The Conference Board uses cookies to improve our website, enhance your experience, and deliver relevant messages and offers about our products. Detailed information on the use of cookies on this site is provided in our cookie policy. For more information on how The Conference Board collects and uses personal data, please visit our privacy policy. By continuing to use this Site or by clicking "OK", you consent to the use of cookies. 
Press Release
Slowing economy and accelerating labor costs spell bad news for corporate profits
08 March, 2019

Comment on U.S. Bureau of Labor Statistics Employment Situation Report
Gad Levanon, Chief Economist, North America, The Conference Board

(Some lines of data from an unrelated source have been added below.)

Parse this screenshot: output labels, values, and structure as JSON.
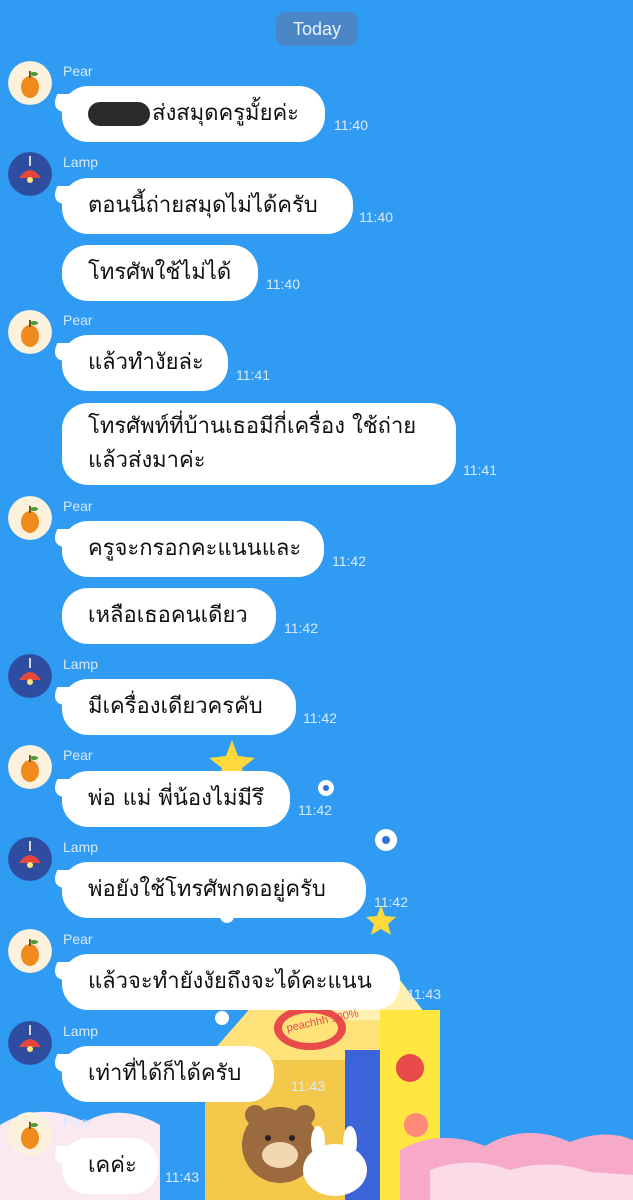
{
  "date_separator": "Today",
  "messages": [
    {
      "sender": "Pear",
      "text": "ส่งสมุดครูมั้ยค่ะ",
      "time": "11:40",
      "redacted_prefix": true
    },
    {
      "sender": "Lamp",
      "text": "ตอนนี้ถ่ายสมุดไม่ได้ครับ",
      "time": "11:40"
    },
    {
      "sender": "",
      "text": "โทรศัพใช้ไม่ได้",
      "time": "11:40"
    },
    {
      "sender": "Pear",
      "text": "แล้วทำงัยล่ะ",
      "time": "11:41"
    },
    {
      "sender": "",
      "text": "โทรศัพท์ที่บ้านเธอมีกี่เครื่อง ใช้ถ่าย",
      "text2": "แล้วส่งมาค่ะ",
      "time": "11:41"
    },
    {
      "sender": "Pear",
      "text": "ครูจะกรอกคะแนนและ",
      "time": "11:42"
    },
    {
      "sender": "",
      "text": "เหลือเธอคนเดียว",
      "time": "11:42"
    },
    {
      "sender": "Lamp",
      "text": "มีเครื่องเดียวครคับ",
      "time": "11:42"
    },
    {
      "sender": "Pear",
      "text": "พ่อ แม่ พี่น้องไม่มีรึ",
      "time": "11:42"
    },
    {
      "sender": "Lamp",
      "text": "พ่อยังใช้โทรศัพกดอยู่ครับ",
      "time": "11:42"
    },
    {
      "sender": "Pear",
      "text": "แล้วจะทำยังงัยถึงจะได้คะแนน",
      "time": "11:43"
    },
    {
      "sender": "Lamp",
      "text": "เท่าที่ได้ก็ได้ครับ",
      "time": "11:43"
    },
    {
      "sender": "Pear",
      "text": "เคค่ะ",
      "time": "11:43"
    }
  ],
  "sticker_text": "peachhh 100%",
  "colors": {
    "background": "#2f9bf2",
    "bubble": "#ffffff",
    "pear_avatar": "#f08a1c",
    "lamp_avatar": "#2e4da1"
  }
}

The biggest surprise in February’s jobs report was the meager gain in jobs, just 20,000. But this number reflects a bounce back from the huge job gain of 311,000 in January. The average of the two months, 165,500, better reflects the current trend in employment growth. At this point, our forecast is still for a gradual slowdown in job growth during 2019.

Another important message from this report is the continuing tightening of the labor market. U6, the broader measure of labor market slack, is now at 7.3 percent, the lowest rate since January 2001, and down 0.9 percentage points in the last 12 months. Most importantly, wage growth continues to accelerate. In the last 12 months, average hourly earnings grew by 3.4 percent, versus 2.6 percent in the previous 12 months.

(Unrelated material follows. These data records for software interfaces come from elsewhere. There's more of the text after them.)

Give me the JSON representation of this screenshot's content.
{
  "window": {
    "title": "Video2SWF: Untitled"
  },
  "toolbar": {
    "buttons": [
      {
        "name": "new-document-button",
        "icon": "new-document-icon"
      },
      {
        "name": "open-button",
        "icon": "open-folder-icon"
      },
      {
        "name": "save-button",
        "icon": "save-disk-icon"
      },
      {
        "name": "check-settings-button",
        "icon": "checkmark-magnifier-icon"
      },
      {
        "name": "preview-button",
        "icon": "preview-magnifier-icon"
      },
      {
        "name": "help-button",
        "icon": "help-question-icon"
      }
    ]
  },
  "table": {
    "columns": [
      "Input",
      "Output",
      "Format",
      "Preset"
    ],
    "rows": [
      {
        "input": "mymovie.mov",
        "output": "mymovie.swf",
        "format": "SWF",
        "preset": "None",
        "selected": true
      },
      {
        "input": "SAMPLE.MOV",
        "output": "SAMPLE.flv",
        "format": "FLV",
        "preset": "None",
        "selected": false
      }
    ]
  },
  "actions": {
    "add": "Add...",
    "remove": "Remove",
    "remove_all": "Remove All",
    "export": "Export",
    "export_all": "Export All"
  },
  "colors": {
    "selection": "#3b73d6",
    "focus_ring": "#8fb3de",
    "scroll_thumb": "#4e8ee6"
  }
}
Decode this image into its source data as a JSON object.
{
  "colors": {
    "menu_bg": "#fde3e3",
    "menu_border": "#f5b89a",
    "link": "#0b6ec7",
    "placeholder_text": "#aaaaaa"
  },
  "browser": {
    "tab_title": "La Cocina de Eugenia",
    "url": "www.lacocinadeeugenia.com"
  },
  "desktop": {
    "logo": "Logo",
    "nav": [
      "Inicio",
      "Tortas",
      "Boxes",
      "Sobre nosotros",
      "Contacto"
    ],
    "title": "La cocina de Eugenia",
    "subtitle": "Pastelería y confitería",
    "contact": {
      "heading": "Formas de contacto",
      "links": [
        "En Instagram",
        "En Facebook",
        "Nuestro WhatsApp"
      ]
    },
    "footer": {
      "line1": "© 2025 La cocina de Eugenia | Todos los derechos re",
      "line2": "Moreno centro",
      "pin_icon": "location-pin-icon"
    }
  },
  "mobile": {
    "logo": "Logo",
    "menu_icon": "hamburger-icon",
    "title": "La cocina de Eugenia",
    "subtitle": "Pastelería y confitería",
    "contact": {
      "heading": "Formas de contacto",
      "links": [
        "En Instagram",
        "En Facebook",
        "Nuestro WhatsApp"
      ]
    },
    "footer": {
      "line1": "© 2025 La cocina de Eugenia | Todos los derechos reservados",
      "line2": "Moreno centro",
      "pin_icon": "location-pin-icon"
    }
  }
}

As the labor market continues to tighten, wages and labor costs will continue to accelerate, creating inflation pressure. With the economy and business revenue growth slowing, profits will be squeezed, forcing businesses to become more efficient. This may already be happening, judging by the improvement in labor productivity reported earlier this week.

For further information contact:

Carol Courter
1 212 339 0232

Joseph DiBlasi



Leading Economic Index for:

  • Australia 0.1%
  • Brazil 0.9%
  • China 0.8%
  • Euro Area 0.3%
  • France 0.4%
  • Germany 0.4%
  • Global 0.2%
  • India 0.3%
  • Japan 0.7%
  • Korea 0.5%
  • Mexico 1.6%
  • Spain 0.1%
  • U.K. 0.4%
  • U.S. 0.3%
  • International Labor Comparisons:
  • Visit ILC website
  • Productivity:
  • Visit Total Economy Database™ website
  • Global Economic Outlook:
  • Visit Global Economic Outlook website